**PROBLEM DETAILS**
Wherever "horas" turns up in a line of the entries below, that line counts. Say how many such lines there are, with no other words.

**RECORDS FOR PROCESSING**
BEGIN
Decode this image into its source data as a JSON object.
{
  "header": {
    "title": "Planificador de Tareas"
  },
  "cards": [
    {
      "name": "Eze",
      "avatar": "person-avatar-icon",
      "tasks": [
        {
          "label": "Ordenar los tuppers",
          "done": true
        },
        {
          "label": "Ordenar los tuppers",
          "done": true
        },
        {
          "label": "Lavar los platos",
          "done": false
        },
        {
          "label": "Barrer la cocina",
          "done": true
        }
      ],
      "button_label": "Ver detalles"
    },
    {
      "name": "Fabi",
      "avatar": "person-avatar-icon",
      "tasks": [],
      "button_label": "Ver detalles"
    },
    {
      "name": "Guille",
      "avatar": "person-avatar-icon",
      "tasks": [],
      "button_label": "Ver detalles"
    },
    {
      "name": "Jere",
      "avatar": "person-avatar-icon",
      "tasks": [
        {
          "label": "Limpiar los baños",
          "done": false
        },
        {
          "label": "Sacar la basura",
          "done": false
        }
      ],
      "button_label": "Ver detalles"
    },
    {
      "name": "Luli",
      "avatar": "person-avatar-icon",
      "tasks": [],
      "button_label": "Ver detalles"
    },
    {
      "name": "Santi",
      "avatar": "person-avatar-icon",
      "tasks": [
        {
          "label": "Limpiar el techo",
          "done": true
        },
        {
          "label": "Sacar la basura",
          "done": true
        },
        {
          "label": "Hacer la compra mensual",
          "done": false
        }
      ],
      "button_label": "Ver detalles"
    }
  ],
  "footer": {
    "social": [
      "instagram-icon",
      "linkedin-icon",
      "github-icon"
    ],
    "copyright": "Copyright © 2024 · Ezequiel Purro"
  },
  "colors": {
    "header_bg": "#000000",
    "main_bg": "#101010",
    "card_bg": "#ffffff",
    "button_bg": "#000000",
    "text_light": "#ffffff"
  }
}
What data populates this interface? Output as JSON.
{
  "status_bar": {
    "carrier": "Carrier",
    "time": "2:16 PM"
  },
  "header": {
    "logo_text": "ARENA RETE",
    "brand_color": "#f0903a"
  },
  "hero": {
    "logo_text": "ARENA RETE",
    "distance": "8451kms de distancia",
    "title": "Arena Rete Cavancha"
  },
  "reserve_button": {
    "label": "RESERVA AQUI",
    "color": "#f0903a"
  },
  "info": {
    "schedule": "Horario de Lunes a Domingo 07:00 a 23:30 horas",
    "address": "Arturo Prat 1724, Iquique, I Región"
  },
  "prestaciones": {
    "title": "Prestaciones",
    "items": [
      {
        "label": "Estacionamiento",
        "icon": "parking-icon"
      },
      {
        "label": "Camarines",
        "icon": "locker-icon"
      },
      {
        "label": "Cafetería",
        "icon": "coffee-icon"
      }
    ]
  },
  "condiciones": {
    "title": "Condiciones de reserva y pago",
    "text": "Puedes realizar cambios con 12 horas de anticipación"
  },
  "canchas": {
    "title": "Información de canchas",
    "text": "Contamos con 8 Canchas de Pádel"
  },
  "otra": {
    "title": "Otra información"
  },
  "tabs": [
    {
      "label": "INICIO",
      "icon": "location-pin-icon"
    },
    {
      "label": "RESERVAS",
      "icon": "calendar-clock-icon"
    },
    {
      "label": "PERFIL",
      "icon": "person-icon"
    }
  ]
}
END
**EXERCISE ANSWER**
2